The study shows, in general, that while a majority of America’s self-identified Christians, including many who identify as evangelical, believe that God is all-powerful, all-knowing and is the Creator of the universe, more than half reject a number of biblical teachings and principles, including the existence of the Holy Spirit.
Strong majorities also errantly believe that all religious faiths are of equal value, people are basically good and that people can use acts of goodness to earn their way into Heaven. The study further showed that majorities don’t believe in moral absolutes; consider feelings, experience, or the input of friends and family as their most trusted sources of moral guidance; and say that having faith matters more than which faith you pursue. (“Most adult U.S. Christians don’t believe Holy Spirit is real: Study,” by Leonardo Blair, Christian Post Reporter, Christian Post, October 1, 2021)
How accurate this polling research is, I don’t know. But certainly all one has to do is to mention the Rapture to most who claim to be Christians and there is either silence or statements like “I don’t like to think about prophecy. It scares me.”
It apparently scares most pastors, too, but for a different reason—the one mentioned earlier.

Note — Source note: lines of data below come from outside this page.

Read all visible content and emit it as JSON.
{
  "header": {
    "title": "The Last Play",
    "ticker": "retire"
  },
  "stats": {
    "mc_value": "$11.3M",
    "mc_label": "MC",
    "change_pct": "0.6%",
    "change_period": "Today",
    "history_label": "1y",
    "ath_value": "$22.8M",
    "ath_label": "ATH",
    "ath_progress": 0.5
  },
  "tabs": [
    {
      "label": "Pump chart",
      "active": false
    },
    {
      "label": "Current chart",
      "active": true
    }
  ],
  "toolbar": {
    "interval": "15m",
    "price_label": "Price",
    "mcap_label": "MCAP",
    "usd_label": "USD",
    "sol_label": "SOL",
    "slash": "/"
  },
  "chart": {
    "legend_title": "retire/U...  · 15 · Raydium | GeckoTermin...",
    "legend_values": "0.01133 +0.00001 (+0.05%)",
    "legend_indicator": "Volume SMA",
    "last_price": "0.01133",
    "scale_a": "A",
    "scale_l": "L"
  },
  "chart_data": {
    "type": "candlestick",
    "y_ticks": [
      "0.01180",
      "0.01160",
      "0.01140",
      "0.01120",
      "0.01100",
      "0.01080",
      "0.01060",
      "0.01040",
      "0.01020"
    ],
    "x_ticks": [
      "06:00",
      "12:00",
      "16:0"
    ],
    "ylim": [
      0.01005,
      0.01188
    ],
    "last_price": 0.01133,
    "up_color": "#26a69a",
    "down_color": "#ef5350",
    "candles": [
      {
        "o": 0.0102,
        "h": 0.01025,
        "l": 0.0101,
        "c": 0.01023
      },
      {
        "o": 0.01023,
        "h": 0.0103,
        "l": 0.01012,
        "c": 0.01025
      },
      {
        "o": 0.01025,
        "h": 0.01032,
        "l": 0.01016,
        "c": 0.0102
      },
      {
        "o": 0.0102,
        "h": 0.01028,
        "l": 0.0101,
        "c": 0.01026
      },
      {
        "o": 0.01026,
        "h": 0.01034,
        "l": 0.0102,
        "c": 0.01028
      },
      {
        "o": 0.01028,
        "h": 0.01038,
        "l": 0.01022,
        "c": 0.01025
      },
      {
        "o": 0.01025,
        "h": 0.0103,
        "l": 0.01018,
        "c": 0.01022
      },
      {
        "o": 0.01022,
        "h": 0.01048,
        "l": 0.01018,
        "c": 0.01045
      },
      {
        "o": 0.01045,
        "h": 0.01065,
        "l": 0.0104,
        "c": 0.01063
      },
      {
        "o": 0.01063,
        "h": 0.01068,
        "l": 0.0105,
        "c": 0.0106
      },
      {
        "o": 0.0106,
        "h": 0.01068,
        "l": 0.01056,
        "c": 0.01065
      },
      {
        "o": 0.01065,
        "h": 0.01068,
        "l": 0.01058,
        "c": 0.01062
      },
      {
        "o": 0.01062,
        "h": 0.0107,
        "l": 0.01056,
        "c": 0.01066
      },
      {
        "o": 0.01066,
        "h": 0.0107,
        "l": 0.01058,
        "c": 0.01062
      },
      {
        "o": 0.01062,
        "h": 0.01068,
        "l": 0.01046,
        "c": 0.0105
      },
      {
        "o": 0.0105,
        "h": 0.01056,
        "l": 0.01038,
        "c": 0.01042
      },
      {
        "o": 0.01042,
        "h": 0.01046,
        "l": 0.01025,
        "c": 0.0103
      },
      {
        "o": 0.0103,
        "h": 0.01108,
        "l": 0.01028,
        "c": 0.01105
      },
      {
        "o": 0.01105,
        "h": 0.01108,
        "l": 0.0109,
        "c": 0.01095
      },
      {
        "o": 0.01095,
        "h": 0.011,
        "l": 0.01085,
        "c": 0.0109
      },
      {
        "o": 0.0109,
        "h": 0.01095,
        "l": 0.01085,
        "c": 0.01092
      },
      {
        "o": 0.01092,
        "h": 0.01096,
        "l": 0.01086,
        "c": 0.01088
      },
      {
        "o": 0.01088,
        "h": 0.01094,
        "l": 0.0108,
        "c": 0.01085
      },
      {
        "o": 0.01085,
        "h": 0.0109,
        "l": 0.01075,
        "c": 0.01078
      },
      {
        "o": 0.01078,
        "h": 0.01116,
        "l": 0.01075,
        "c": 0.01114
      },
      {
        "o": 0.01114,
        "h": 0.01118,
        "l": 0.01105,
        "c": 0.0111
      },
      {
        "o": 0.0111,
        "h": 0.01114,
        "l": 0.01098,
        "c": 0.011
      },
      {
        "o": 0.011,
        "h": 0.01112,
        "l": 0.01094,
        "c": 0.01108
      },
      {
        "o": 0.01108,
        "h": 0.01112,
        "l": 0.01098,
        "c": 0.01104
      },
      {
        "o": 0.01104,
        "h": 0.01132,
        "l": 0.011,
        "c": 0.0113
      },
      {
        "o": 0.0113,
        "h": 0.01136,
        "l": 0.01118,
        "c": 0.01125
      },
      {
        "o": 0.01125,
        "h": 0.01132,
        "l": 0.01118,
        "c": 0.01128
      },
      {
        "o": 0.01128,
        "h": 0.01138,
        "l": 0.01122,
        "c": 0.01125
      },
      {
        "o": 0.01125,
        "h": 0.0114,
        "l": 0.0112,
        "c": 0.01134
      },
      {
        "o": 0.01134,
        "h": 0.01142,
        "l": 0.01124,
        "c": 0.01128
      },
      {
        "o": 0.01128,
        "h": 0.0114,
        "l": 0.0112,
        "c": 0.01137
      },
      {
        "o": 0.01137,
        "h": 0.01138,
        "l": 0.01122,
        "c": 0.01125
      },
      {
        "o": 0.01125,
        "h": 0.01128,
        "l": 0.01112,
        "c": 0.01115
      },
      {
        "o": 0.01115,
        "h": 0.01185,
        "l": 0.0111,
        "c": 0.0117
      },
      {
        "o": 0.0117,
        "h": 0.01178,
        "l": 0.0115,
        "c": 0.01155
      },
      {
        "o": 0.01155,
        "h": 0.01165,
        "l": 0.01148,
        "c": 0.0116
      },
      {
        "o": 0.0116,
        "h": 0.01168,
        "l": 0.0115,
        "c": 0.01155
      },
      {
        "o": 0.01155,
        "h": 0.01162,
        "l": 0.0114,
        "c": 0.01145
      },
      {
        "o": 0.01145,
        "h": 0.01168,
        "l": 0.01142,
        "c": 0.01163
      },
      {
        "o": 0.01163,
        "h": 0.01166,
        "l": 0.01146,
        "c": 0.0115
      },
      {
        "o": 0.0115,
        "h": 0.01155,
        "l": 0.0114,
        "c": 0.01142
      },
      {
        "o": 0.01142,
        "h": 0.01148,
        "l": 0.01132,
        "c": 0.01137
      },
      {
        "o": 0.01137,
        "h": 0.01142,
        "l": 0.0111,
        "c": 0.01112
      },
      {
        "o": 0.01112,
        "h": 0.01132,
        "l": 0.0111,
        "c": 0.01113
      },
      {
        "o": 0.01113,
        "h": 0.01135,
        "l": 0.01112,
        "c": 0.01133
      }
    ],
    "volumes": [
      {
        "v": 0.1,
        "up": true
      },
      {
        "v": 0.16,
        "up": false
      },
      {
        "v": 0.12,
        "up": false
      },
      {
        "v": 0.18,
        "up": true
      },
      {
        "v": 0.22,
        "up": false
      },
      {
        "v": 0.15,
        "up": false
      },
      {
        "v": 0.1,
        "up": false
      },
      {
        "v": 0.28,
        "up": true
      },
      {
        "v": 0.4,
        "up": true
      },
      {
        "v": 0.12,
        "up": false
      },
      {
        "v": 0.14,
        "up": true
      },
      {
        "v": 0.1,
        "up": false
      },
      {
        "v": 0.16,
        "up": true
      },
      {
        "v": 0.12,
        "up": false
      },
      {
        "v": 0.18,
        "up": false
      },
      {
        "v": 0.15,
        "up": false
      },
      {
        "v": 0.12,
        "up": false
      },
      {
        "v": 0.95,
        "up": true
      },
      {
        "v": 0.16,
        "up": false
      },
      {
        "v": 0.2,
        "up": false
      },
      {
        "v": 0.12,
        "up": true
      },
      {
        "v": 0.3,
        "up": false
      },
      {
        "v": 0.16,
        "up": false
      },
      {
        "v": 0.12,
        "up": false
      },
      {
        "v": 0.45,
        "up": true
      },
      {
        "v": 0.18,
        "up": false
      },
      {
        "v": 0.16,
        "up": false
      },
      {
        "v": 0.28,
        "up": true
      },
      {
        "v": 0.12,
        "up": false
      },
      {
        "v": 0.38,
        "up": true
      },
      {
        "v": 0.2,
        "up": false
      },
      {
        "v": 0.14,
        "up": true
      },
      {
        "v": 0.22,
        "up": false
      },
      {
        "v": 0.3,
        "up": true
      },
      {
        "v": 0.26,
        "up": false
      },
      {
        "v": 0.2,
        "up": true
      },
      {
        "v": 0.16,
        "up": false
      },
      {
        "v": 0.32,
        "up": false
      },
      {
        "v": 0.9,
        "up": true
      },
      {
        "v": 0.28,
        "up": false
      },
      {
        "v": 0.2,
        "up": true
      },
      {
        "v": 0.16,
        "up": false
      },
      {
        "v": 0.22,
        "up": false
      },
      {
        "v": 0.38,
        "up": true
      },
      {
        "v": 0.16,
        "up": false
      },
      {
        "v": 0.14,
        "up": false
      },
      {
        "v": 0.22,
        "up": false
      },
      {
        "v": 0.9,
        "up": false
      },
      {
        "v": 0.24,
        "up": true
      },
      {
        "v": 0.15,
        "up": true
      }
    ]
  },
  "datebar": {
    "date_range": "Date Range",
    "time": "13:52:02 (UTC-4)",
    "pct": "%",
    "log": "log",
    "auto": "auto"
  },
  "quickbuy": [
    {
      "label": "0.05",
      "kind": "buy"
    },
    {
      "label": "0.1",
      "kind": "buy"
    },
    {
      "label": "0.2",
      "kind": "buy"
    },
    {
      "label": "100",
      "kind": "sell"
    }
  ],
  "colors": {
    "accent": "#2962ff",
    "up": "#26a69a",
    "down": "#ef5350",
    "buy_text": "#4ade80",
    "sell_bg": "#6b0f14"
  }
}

To eliminate the Holy Spirit is to eliminate the “hope” that is within the “blessed hope” of Titus 2: 13.
Jesus told the disciples—and us down through the centuries—that if He went away, He would send the “comforter”—the Holy Spirit. God the Holy Spirit (the Third Person of the Triune Godhead) came at Pentecost (see Acts chapter 2) to indwell and comfort believers until Jesus returns bodily to set up His Millennial Kingdom.
The Holy Spirit is the Restrainer (see 2 Thessalonians chapter 2). He holds back full-blown wickedness at this very moment. The Holy Spirit will remove from that office of Restrainer when we who are true believers are taken instantly to be with Christ.
Here is what Jesus said about that moment. And, despite what a number of seminary professors say, it is a Rapture passage—a mystery that the great Apostle Paul would later reveal in His epistles to the Corinthians and Thessalonians.
Let not your heart be troubled: ye believe in God, believe also in me. In my Father’s house are many mansions: if it were not so, I would have told you. I go to prepare a place for you. And if I go and prepare a place for you, I will come again, and receive you unto myself; that where I am, there ye may be also. (John 14:1–3)